Aim of the exercise: Search the material for the string "заливка" and copy each line where it occurs.

Dataset records:
=== Section Start ===
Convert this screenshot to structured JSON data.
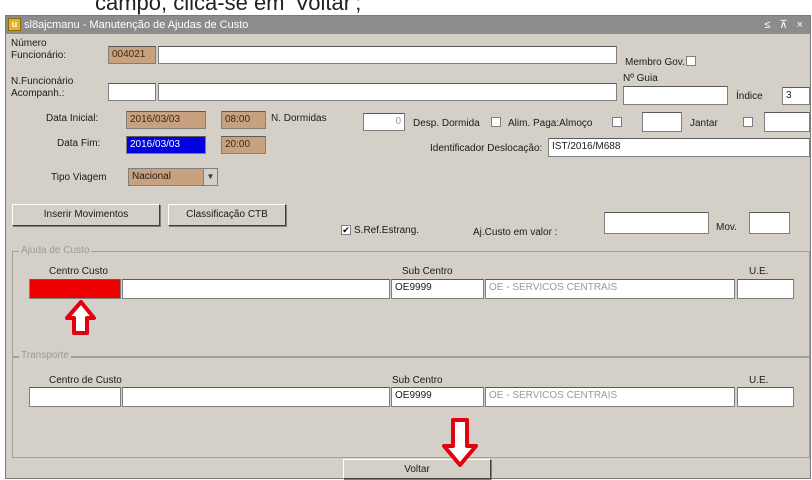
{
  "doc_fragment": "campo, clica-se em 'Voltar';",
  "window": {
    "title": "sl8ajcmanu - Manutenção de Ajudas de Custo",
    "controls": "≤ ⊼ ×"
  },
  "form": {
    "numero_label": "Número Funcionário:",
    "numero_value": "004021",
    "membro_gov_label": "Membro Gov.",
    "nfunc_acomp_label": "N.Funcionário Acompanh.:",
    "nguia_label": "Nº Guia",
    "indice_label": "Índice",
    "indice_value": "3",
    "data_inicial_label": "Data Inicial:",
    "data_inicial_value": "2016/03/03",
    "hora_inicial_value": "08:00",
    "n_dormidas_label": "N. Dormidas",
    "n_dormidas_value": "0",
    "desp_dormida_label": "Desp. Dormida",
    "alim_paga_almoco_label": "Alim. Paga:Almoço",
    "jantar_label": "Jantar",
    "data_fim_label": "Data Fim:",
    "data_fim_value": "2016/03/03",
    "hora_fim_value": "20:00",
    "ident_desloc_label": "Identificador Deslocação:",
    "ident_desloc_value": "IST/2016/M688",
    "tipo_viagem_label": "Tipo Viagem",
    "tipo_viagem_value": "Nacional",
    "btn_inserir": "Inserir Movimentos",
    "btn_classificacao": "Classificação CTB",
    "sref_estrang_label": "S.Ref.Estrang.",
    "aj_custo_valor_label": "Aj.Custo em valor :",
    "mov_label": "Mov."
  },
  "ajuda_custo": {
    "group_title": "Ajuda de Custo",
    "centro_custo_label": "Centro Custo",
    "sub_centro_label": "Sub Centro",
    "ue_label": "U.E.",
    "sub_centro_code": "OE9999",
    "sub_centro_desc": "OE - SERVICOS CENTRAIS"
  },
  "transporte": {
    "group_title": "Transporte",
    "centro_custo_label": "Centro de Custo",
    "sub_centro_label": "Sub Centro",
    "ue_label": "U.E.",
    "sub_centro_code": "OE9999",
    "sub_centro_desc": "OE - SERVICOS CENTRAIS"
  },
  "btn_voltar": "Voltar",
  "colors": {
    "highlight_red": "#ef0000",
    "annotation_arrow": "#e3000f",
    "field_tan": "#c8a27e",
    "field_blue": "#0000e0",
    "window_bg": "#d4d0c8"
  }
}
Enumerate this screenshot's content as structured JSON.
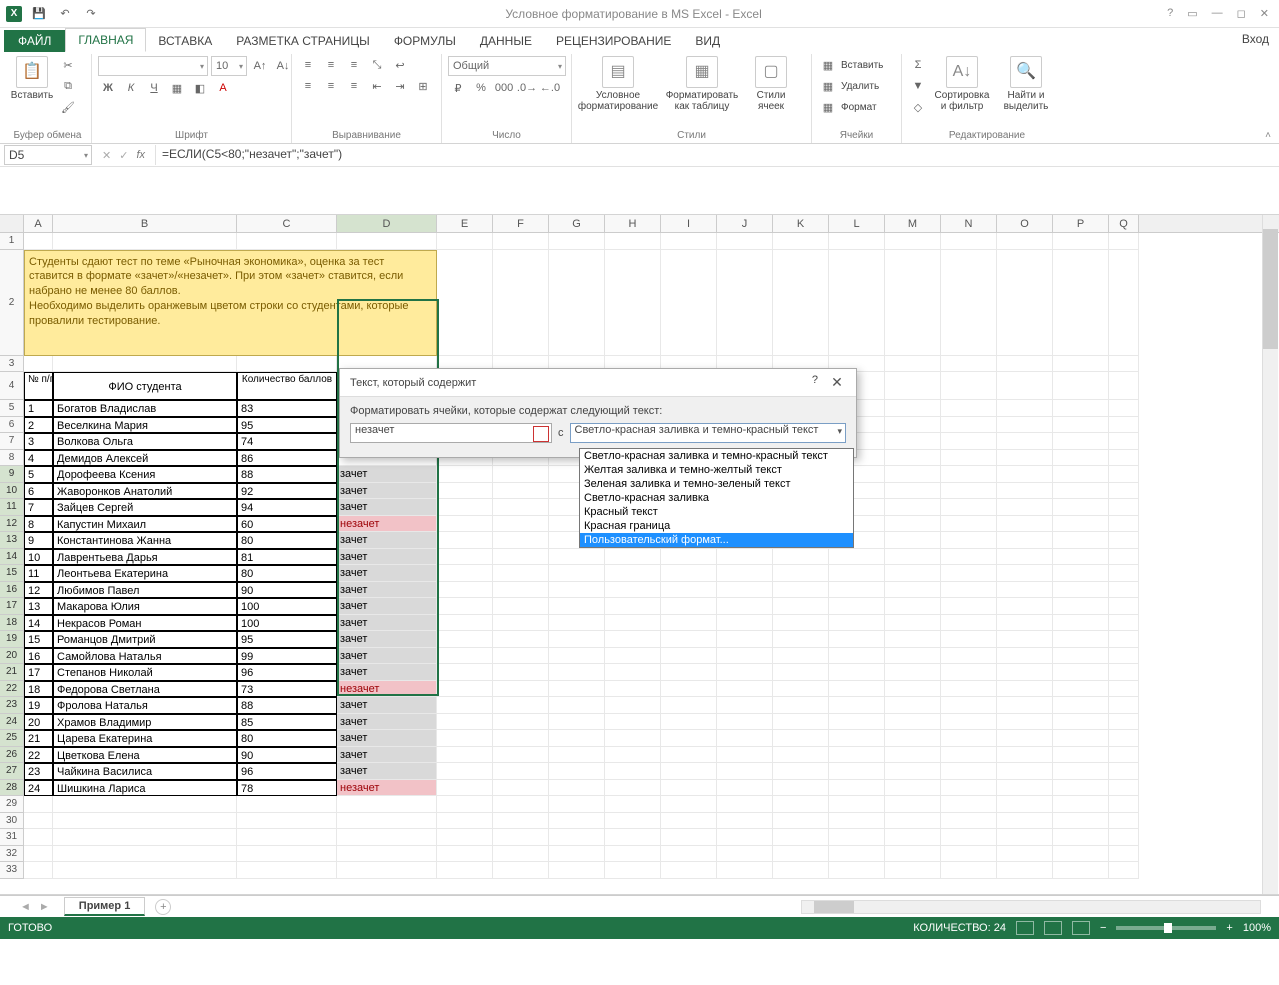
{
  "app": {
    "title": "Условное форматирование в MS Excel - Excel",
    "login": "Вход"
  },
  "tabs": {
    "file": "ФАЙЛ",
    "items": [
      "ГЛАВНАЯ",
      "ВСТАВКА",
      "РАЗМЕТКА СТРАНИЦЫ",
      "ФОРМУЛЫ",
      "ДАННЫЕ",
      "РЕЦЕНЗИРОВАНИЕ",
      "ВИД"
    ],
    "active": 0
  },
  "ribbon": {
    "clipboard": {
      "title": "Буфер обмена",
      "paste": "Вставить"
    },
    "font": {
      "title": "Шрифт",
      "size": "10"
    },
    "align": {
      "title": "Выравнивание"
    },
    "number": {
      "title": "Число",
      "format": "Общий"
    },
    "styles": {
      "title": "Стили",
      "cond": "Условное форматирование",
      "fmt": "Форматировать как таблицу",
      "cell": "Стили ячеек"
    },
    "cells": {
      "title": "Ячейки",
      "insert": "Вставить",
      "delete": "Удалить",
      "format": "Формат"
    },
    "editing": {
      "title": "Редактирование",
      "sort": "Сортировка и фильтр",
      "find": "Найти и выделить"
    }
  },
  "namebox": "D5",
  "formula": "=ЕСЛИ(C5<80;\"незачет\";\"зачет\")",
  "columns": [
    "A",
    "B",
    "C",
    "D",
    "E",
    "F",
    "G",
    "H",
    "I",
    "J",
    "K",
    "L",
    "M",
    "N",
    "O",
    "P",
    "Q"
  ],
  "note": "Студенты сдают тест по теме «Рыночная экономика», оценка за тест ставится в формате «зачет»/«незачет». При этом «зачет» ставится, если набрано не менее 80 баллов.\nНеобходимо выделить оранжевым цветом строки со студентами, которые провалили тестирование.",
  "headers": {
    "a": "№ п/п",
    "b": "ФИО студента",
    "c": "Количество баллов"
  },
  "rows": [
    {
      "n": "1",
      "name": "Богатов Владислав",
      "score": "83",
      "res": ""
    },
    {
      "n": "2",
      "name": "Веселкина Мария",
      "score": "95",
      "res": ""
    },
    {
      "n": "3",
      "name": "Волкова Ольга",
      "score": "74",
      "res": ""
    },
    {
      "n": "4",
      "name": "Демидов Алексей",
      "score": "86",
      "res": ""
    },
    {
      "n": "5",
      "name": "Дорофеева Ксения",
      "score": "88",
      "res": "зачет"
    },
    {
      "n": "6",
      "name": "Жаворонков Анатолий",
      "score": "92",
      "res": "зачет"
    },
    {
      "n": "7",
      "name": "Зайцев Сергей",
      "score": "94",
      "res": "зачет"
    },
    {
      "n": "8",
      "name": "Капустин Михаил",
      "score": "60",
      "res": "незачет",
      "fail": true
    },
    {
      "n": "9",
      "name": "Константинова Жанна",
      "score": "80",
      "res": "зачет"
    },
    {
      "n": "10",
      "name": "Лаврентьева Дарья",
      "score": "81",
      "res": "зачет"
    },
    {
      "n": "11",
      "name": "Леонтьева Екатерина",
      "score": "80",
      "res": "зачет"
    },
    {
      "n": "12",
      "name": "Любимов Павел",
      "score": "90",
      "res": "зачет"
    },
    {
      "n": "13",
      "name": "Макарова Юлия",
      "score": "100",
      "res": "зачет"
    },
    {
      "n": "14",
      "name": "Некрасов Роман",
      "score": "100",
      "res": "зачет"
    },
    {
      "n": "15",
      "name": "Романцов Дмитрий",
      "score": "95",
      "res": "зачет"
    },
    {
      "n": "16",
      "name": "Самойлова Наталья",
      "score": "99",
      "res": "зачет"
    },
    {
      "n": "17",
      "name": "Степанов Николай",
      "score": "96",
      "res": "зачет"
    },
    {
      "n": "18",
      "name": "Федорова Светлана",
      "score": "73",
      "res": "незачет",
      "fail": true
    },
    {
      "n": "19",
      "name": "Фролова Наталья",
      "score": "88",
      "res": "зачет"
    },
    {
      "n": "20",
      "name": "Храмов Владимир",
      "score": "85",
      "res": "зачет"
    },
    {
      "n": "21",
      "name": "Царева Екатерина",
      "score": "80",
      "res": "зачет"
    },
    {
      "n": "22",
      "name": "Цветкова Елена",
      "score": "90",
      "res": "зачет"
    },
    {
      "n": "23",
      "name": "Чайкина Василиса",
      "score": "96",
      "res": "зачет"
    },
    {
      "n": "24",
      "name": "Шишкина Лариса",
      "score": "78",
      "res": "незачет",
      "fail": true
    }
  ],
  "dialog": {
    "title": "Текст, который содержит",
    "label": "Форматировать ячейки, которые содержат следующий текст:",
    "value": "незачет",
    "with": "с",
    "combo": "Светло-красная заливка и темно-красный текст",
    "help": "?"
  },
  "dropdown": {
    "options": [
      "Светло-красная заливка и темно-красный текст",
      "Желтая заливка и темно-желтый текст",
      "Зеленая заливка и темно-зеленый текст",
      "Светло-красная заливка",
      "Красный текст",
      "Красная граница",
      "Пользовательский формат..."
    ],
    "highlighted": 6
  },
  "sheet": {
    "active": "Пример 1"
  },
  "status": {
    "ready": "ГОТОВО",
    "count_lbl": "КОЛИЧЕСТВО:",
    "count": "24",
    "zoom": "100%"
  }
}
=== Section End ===
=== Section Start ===
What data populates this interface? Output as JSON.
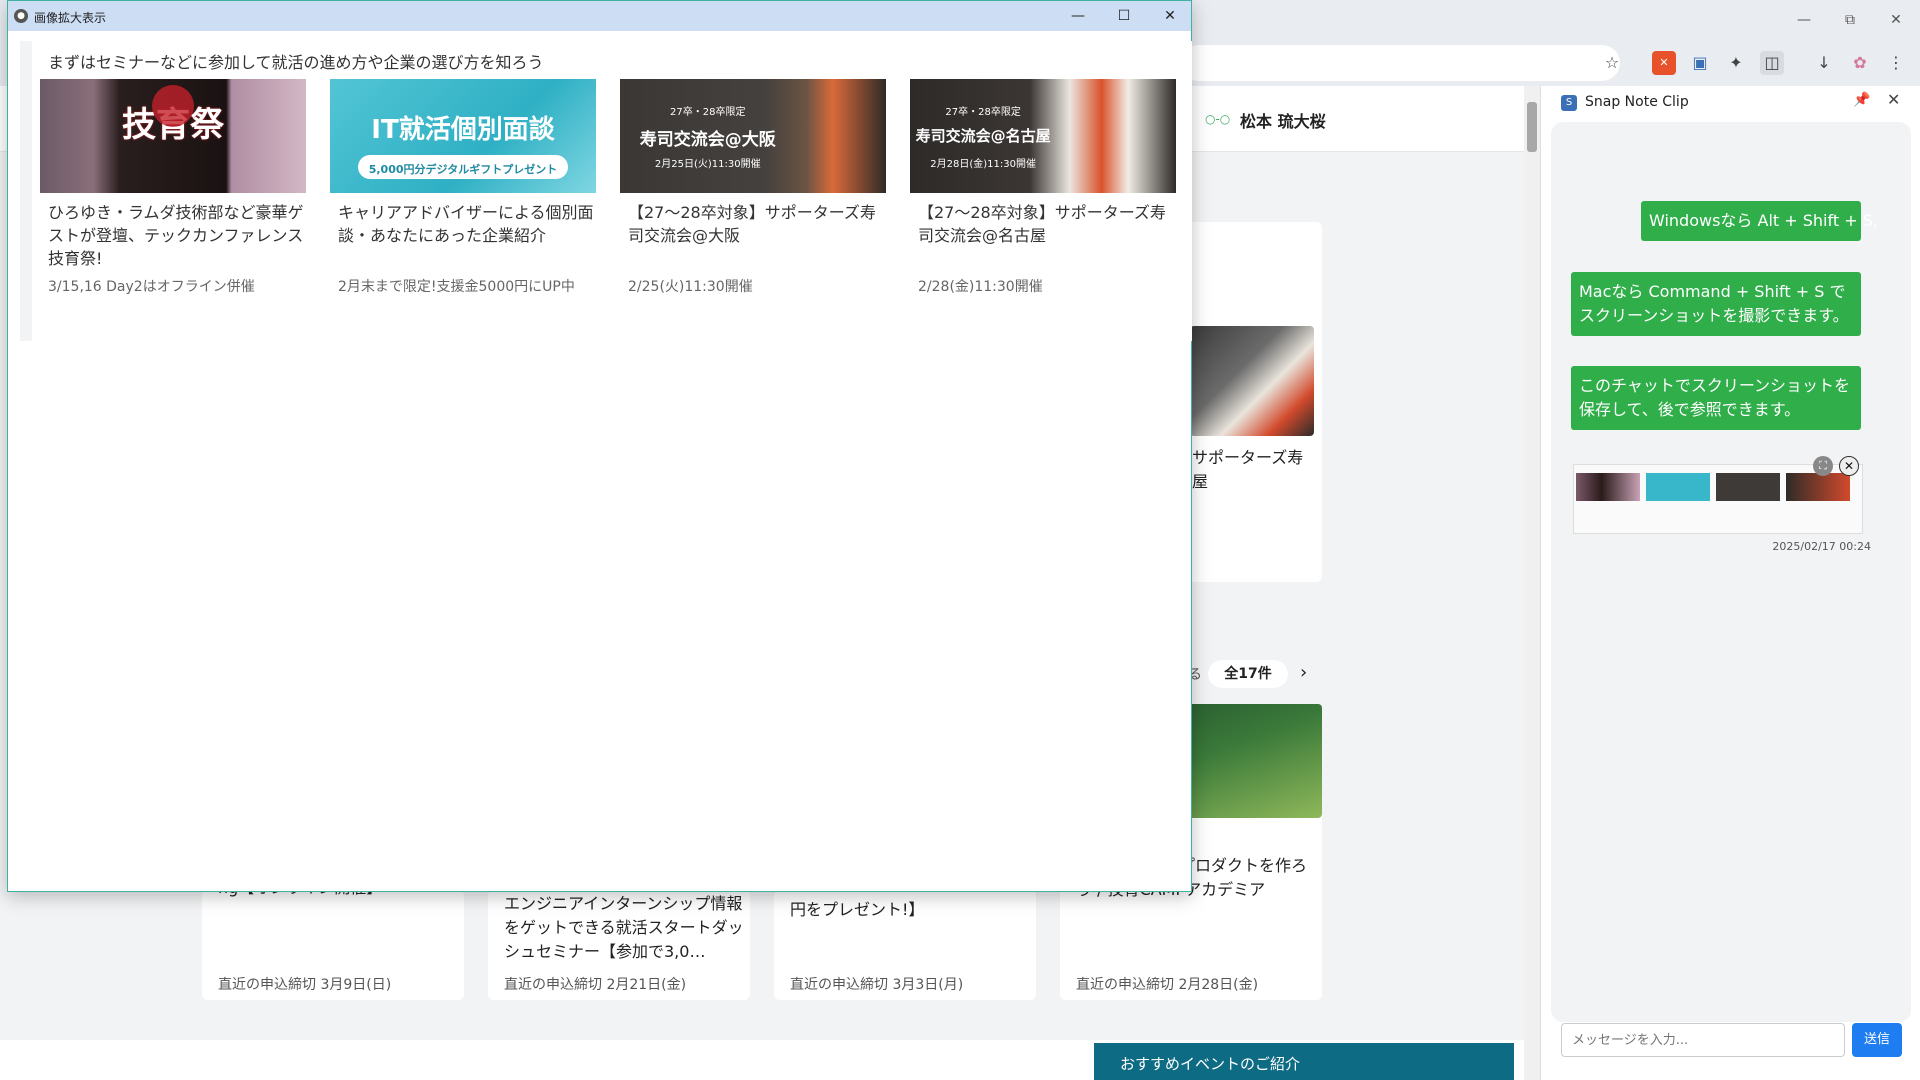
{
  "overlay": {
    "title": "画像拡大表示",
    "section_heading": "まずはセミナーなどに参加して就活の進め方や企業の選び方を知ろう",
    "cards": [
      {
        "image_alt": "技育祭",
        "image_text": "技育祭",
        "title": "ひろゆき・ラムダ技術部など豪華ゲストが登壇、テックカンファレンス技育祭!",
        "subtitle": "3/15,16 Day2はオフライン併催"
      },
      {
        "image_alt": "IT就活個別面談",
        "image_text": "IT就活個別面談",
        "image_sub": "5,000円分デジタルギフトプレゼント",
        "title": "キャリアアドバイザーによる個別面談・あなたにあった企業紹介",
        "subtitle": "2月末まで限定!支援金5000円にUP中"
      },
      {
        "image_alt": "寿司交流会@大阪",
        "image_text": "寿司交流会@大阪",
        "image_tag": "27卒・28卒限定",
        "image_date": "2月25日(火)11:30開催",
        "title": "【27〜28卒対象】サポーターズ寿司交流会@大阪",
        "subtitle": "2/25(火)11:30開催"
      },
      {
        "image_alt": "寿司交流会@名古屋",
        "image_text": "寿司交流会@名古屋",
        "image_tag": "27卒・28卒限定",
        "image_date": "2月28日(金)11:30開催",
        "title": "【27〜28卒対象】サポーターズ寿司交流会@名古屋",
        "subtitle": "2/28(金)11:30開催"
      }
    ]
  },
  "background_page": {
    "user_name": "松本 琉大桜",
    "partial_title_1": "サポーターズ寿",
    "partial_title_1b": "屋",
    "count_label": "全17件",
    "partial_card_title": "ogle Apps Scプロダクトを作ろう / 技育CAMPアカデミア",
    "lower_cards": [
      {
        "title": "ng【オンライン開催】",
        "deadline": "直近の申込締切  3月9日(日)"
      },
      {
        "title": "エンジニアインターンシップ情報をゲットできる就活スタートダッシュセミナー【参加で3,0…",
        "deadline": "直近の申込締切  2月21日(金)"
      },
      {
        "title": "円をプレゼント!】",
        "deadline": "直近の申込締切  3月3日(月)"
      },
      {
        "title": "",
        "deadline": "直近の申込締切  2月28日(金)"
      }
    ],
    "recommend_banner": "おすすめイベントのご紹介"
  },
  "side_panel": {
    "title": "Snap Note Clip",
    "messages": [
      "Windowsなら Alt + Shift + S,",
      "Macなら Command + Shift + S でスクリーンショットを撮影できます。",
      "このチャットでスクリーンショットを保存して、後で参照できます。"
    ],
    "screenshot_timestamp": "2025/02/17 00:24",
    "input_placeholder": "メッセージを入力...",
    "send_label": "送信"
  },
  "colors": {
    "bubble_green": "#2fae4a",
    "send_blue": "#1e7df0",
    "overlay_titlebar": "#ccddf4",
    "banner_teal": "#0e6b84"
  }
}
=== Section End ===
Task solution:
    "combo": "Светло-красная заливка и темно-красный текст",
      "Светло-красная заливка и темно-красный текст",
      "Желтая заливка и темно-желтый текст",
      "Зеленая заливка и темно-зеленый текст",
      "Светло-красная заливка",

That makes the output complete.